**What is being asked**
A copy is needed of each line in the records that has the word "specify".

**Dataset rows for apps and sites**
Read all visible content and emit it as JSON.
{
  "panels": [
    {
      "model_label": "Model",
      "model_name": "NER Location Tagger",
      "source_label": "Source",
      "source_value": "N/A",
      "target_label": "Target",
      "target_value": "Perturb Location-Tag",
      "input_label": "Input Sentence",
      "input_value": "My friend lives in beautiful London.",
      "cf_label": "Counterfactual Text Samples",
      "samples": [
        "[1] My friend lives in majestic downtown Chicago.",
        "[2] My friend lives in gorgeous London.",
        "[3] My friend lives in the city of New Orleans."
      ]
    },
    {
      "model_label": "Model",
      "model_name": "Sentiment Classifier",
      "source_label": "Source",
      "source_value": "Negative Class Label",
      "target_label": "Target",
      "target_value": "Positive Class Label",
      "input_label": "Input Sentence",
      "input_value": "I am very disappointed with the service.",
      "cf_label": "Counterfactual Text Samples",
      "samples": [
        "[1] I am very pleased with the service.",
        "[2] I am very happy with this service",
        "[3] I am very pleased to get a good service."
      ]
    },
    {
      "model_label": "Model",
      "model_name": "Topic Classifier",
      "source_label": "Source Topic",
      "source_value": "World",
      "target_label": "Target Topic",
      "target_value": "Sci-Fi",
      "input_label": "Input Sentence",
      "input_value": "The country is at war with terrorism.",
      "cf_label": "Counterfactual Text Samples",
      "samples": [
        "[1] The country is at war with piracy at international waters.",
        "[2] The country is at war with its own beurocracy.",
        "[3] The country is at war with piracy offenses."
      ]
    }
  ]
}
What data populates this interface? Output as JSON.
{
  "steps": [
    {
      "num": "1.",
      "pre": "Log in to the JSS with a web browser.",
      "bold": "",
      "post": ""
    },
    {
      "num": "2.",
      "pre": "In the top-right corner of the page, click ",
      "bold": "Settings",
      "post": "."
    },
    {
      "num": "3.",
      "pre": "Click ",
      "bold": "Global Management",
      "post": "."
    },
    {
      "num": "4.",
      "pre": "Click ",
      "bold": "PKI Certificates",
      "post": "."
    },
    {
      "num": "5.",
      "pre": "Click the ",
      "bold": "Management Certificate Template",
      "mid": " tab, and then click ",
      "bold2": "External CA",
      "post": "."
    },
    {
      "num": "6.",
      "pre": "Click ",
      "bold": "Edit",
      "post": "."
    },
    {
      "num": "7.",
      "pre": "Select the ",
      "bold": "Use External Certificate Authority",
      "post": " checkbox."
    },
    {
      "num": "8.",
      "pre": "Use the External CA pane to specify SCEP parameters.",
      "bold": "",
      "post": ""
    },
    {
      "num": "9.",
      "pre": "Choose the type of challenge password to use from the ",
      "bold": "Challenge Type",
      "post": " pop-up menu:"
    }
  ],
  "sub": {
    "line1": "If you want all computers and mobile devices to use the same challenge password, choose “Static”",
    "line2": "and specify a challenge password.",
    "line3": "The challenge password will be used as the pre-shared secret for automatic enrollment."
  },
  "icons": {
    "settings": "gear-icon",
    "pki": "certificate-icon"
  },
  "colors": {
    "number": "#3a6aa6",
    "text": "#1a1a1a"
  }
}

**Completed task**
      "pre": "Use the External CA pane to specify SCEP parameters.",
    "line2": "and specify a challenge password.",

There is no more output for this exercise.